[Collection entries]
________________________________________
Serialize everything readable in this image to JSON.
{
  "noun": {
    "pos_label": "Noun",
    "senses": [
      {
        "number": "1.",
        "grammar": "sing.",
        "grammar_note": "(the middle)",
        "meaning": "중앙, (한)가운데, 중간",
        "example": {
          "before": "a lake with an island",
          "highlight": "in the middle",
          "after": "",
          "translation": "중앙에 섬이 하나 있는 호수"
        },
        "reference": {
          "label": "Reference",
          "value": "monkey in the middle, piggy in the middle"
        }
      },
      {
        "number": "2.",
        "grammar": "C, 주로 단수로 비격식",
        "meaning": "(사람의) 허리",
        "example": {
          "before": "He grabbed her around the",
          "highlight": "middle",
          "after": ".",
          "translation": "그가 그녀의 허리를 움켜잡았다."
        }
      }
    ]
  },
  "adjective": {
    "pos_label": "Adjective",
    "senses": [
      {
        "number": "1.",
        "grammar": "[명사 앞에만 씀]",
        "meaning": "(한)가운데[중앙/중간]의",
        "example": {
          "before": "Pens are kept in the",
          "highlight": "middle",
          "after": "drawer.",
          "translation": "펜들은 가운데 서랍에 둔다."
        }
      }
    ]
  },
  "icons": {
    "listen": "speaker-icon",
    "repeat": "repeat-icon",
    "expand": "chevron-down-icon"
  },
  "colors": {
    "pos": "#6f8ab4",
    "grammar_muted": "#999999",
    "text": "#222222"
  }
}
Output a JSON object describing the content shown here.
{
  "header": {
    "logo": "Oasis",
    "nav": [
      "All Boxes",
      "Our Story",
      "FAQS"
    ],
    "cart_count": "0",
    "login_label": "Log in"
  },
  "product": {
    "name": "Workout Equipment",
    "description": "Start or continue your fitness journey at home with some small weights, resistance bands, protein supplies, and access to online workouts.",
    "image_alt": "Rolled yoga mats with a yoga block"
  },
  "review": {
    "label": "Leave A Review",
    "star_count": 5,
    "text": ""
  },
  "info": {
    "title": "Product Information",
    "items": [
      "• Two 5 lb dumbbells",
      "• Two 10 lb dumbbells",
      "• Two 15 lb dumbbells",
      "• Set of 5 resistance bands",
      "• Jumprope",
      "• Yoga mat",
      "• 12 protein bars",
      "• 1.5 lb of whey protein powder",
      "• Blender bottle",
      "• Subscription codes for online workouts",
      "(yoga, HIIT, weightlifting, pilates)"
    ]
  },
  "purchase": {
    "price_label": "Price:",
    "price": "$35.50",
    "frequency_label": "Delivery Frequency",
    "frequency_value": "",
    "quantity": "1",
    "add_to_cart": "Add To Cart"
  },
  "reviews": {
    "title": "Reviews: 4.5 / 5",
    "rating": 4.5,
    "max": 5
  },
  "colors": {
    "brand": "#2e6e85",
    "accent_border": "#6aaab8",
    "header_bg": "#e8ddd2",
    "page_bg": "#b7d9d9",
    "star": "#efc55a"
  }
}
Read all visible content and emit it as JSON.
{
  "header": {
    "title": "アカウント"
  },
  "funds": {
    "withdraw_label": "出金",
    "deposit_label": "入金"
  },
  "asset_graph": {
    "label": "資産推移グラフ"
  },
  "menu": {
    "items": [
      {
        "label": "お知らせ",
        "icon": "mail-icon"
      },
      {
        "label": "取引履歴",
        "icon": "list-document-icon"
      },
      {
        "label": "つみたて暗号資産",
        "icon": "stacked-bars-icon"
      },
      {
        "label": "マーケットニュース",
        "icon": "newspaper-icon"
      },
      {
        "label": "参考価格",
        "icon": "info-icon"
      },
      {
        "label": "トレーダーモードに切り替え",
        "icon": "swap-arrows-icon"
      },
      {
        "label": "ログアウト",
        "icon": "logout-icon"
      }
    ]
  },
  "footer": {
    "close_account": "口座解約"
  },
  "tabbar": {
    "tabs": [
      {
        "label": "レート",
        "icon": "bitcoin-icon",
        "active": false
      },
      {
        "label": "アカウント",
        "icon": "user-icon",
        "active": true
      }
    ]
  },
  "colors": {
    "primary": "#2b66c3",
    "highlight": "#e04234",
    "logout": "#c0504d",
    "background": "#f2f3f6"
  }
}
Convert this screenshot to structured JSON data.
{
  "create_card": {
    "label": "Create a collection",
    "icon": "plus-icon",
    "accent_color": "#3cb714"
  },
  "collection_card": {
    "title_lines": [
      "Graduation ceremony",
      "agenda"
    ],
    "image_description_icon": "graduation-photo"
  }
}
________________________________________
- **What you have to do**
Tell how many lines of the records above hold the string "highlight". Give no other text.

- **Solution for this exercise**
4